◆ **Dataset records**
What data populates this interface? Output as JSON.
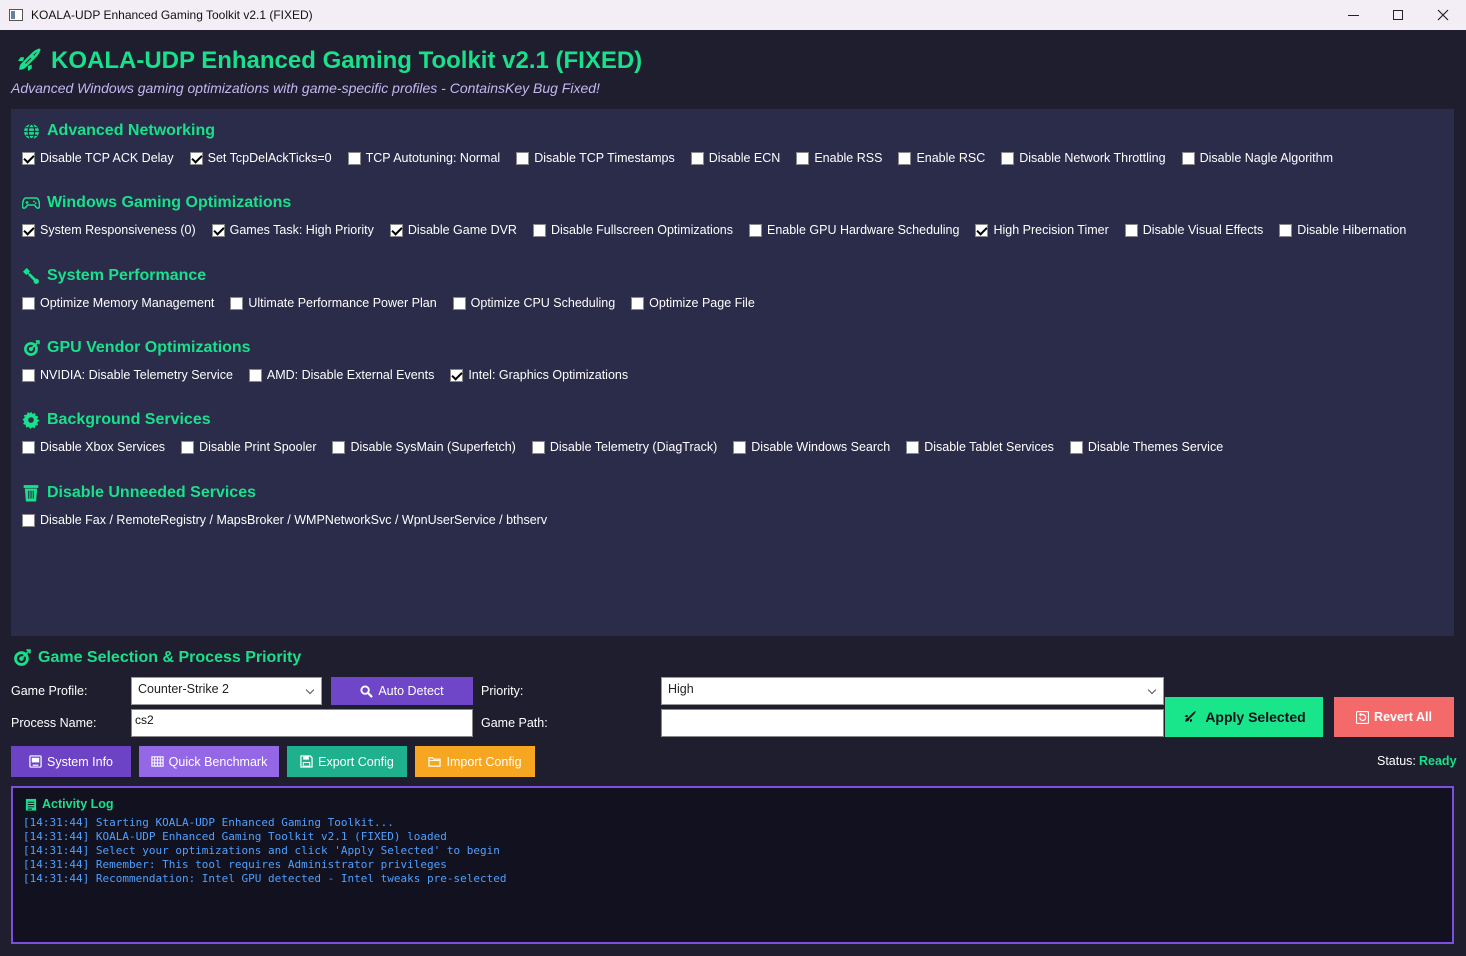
{
  "window": {
    "title": "KOALA-UDP Enhanced Gaming Toolkit v2.1 (FIXED)",
    "controls": [
      "minimize",
      "maximize",
      "close"
    ]
  },
  "header": {
    "title": "KOALA-UDP Enhanced Gaming Toolkit v2.1 (FIXED)",
    "subtitle": "Advanced Windows gaming optimizations with game-specific profiles - ContainsKey Bug Fixed!",
    "icon": "rocket-icon"
  },
  "colors": {
    "accent": "#19e08a",
    "panel": "#2b2b4a",
    "background": "#1e1e2e",
    "log_text": "#4ea0ff",
    "log_border": "#7c4fe0"
  },
  "sections": [
    {
      "title": "Advanced Networking",
      "icon": "globe-icon",
      "options": [
        {
          "label": "Disable TCP ACK Delay",
          "checked": true
        },
        {
          "label": "Set TcpDelAckTicks=0",
          "checked": true
        },
        {
          "label": "TCP Autotuning: Normal",
          "checked": false
        },
        {
          "label": "Disable TCP Timestamps",
          "checked": false
        },
        {
          "label": "Disable ECN",
          "checked": false
        },
        {
          "label": "Enable RSS",
          "checked": false
        },
        {
          "label": "Enable RSC",
          "checked": false
        },
        {
          "label": "Disable Network Throttling",
          "checked": false
        },
        {
          "label": "Disable Nagle Algorithm",
          "checked": false
        }
      ]
    },
    {
      "title": "Windows Gaming Optimizations",
      "icon": "gamepad-icon",
      "options": [
        {
          "label": "System Responsiveness (0)",
          "checked": true
        },
        {
          "label": "Games Task: High Priority",
          "checked": true
        },
        {
          "label": "Disable Game DVR",
          "checked": true
        },
        {
          "label": "Disable Fullscreen Optimizations",
          "checked": false
        },
        {
          "label": "Enable GPU Hardware Scheduling",
          "checked": false
        },
        {
          "label": "High Precision Timer",
          "checked": true
        },
        {
          "label": "Disable Visual Effects",
          "checked": false
        },
        {
          "label": "Disable Hibernation",
          "checked": false
        }
      ]
    },
    {
      "title": "System Performance",
      "icon": "wrench-icon",
      "options": [
        {
          "label": "Optimize Memory Management",
          "checked": false
        },
        {
          "label": "Ultimate Performance Power Plan",
          "checked": false
        },
        {
          "label": "Optimize CPU Scheduling",
          "checked": false
        },
        {
          "label": "Optimize Page File",
          "checked": false
        }
      ]
    },
    {
      "title": "GPU Vendor Optimizations",
      "icon": "target-icon",
      "options": [
        {
          "label": "NVIDIA: Disable Telemetry Service",
          "checked": false
        },
        {
          "label": "AMD: Disable External Events",
          "checked": false
        },
        {
          "label": "Intel: Graphics Optimizations",
          "checked": true
        }
      ]
    },
    {
      "title": "Background Services",
      "icon": "gear-icon",
      "options": [
        {
          "label": "Disable Xbox Services",
          "checked": false
        },
        {
          "label": "Disable Print Spooler",
          "checked": false
        },
        {
          "label": "Disable SysMain (Superfetch)",
          "checked": false
        },
        {
          "label": "Disable Telemetry (DiagTrack)",
          "checked": false
        },
        {
          "label": "Disable Windows Search",
          "checked": false
        },
        {
          "label": "Disable Tablet Services",
          "checked": false
        },
        {
          "label": "Disable Themes Service",
          "checked": false
        }
      ]
    },
    {
      "title": "Disable Unneeded Services",
      "icon": "trash-icon",
      "options": [
        {
          "label": "Disable Fax / RemoteRegistry / MapsBroker / WMPNetworkSvc / WpnUserService / bthserv",
          "checked": false
        }
      ]
    }
  ],
  "game": {
    "title": "Game Selection & Process Priority",
    "icon": "target-icon",
    "profile_label": "Game Profile:",
    "profile_value": "Counter-Strike 2",
    "auto_detect": "Auto Detect",
    "priority_label": "Priority:",
    "priority_value": "High",
    "process_label": "Process Name:",
    "process_value": "cs2",
    "path_label": "Game Path:",
    "path_value": ""
  },
  "actions": {
    "apply": "Apply Selected",
    "revert": "Revert All",
    "system_info": "System Info",
    "benchmark": "Quick Benchmark",
    "export": "Export Config",
    "import": "Import Config"
  },
  "status": {
    "label": "Status:",
    "value": "Ready"
  },
  "log": {
    "title": "Activity Log",
    "lines": [
      "[14:31:44] Starting KOALA-UDP Enhanced Gaming Toolkit...",
      "[14:31:44] KOALA-UDP Enhanced Gaming Toolkit v2.1 (FIXED) loaded",
      "[14:31:44] Select your optimizations and click 'Apply Selected' to begin",
      "[14:31:44] Remember: This tool requires Administrator privileges",
      "[14:31:44] Recommendation: Intel GPU detected - Intel tweaks pre-selected"
    ]
  }
}
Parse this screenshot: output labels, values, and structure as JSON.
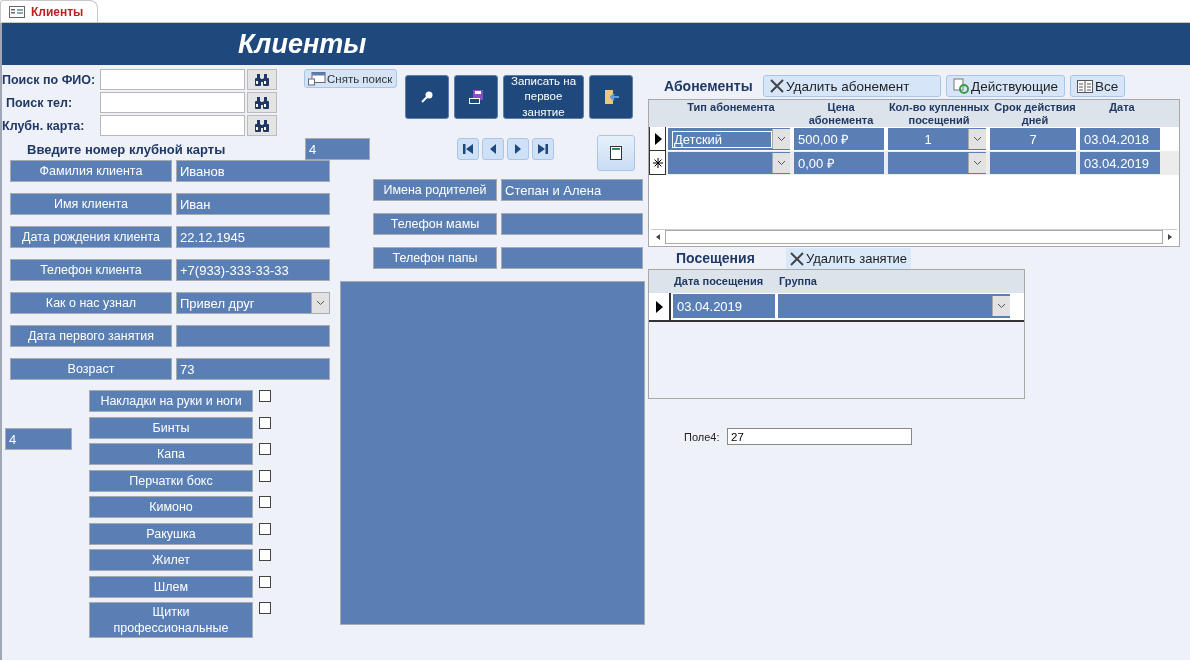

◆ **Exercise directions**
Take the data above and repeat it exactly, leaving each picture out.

◆ **Answer section**
What data populates this interface? Output as JSON.
{
  "window": {
    "title": "KOALA-UDP Enhanced Gaming Toolkit v2.1 (FIXED)",
    "controls": [
      "minimize",
      "maximize",
      "close"
    ]
  },
  "header": {
    "title": "KOALA-UDP Enhanced Gaming Toolkit v2.1 (FIXED)",
    "subtitle": "Advanced Windows gaming optimizations with game-specific profiles - ContainsKey Bug Fixed!",
    "icon": "rocket-icon"
  },
  "colors": {
    "accent": "#19e08a",
    "panel": "#2b2b4a",
    "background": "#1e1e2e",
    "log_text": "#4ea0ff",
    "log_border": "#7c4fe0"
  },
  "sections": [
    {
      "title": "Advanced Networking",
      "icon": "globe-icon",
      "options": [
        {
          "label": "Disable TCP ACK Delay",
          "checked": true
        },
        {
          "label": "Set TcpDelAckTicks=0",
          "checked": true
        },
        {
          "label": "TCP Autotuning: Normal",
          "checked": false
        },
        {
          "label": "Disable TCP Timestamps",
          "checked": false
        },
        {
          "label": "Disable ECN",
          "checked": false
        },
        {
          "label": "Enable RSS",
          "checked": false
        },
        {
          "label": "Enable RSC",
          "checked": false
        },
        {
          "label": "Disable Network Throttling",
          "checked": false
        },
        {
          "label": "Disable Nagle Algorithm",
          "checked": false
        }
      ]
    },
    {
      "title": "Windows Gaming Optimizations",
      "icon": "gamepad-icon",
      "options": [
        {
          "label": "System Responsiveness (0)",
          "checked": true
        },
        {
          "label": "Games Task: High Priority",
          "checked": true
        },
        {
          "label": "Disable Game DVR",
          "checked": true
        },
        {
          "label": "Disable Fullscreen Optimizations",
          "checked": false
        },
        {
          "label": "Enable GPU Hardware Scheduling",
          "checked": false
        },
        {
          "label": "High Precision Timer",
          "checked": true
        },
        {
          "label": "Disable Visual Effects",
          "checked": false
        },
        {
          "label": "Disable Hibernation",
          "checked": false
        }
      ]
    },
    {
      "title": "System Performance",
      "icon": "wrench-icon",
      "options": [
        {
          "label": "Optimize Memory Management",
          "checked": false
        },
        {
          "label": "Ultimate Performance Power Plan",
          "checked": false
        },
        {
          "label": "Optimize CPU Scheduling",
          "checked": false
        },
        {
          "label": "Optimize Page File",
          "checked": false
        }
      ]
    },
    {
      "title": "GPU Vendor Optimizations",
      "icon": "target-icon",
      "options": [
        {
          "label": "NVIDIA: Disable Telemetry Service",
          "checked": false
        },
        {
          "label": "AMD: Disable External Events",
          "checked": false
        },
        {
          "label": "Intel: Graphics Optimizations",
          "checked": true
        }
      ]
    },
    {
      "title": "Background Services",
      "icon": "gear-icon",
      "options": [
        {
          "label": "Disable Xbox Services",
          "checked": false
        },
        {
          "label": "Disable Print Spooler",
          "checked": false
        },
        {
          "label": "Disable SysMain (Superfetch)",
          "checked": false
        },
        {
          "label": "Disable Telemetry (DiagTrack)",
          "checked": false
        },
        {
          "label": "Disable Windows Search",
          "checked": false
        },
        {
          "label": "Disable Tablet Services",
          "checked": false
        },
        {
          "label": "Disable Themes Service",
          "checked": false
        }
      ]
    },
    {
      "title": "Disable Unneeded Services",
      "icon": "trash-icon",
      "options": [
        {
          "label": "Disable Fax / RemoteRegistry / MapsBroker / WMPNetworkSvc / WpnUserService / bthserv",
          "checked": false
        }
      ]
    }
  ],
  "game": {
    "title": "Game Selection & Process Priority",
    "icon": "target-icon",
    "profile_label": "Game Profile:",
    "profile_value": "Counter-Strike 2",
    "auto_detect": "Auto Detect",
    "priority_label": "Priority:",
    "priority_value": "High",
    "process_label": "Process Name:",
    "process_value": "cs2",
    "path_label": "Game Path:",
    "path_value": ""
  },
  "actions": {
    "apply": "Apply Selected",
    "revert": "Revert All",
    "system_info": "System Info",
    "benchmark": "Quick Benchmark",
    "export": "Export Config",
    "import": "Import Config"
  },
  "status": {
    "label": "Status:",
    "value": "Ready"
  },
  "log": {
    "title": "Activity Log",
    "lines": [
      "[14:31:44] Starting KOALA-UDP Enhanced Gaming Toolkit...",
      "[14:31:44] KOALA-UDP Enhanced Gaming Toolkit v2.1 (FIXED) loaded",
      "[14:31:44] Select your optimizations and click 'Apply Selected' to begin",
      "[14:31:44] Remember: This tool requires Administrator privileges",
      "[14:31:44] Recommendation: Intel GPU detected - Intel tweaks pre-selected"
    ]
  }
}
Parse this screenshot: output labels, values, and structure as JSON.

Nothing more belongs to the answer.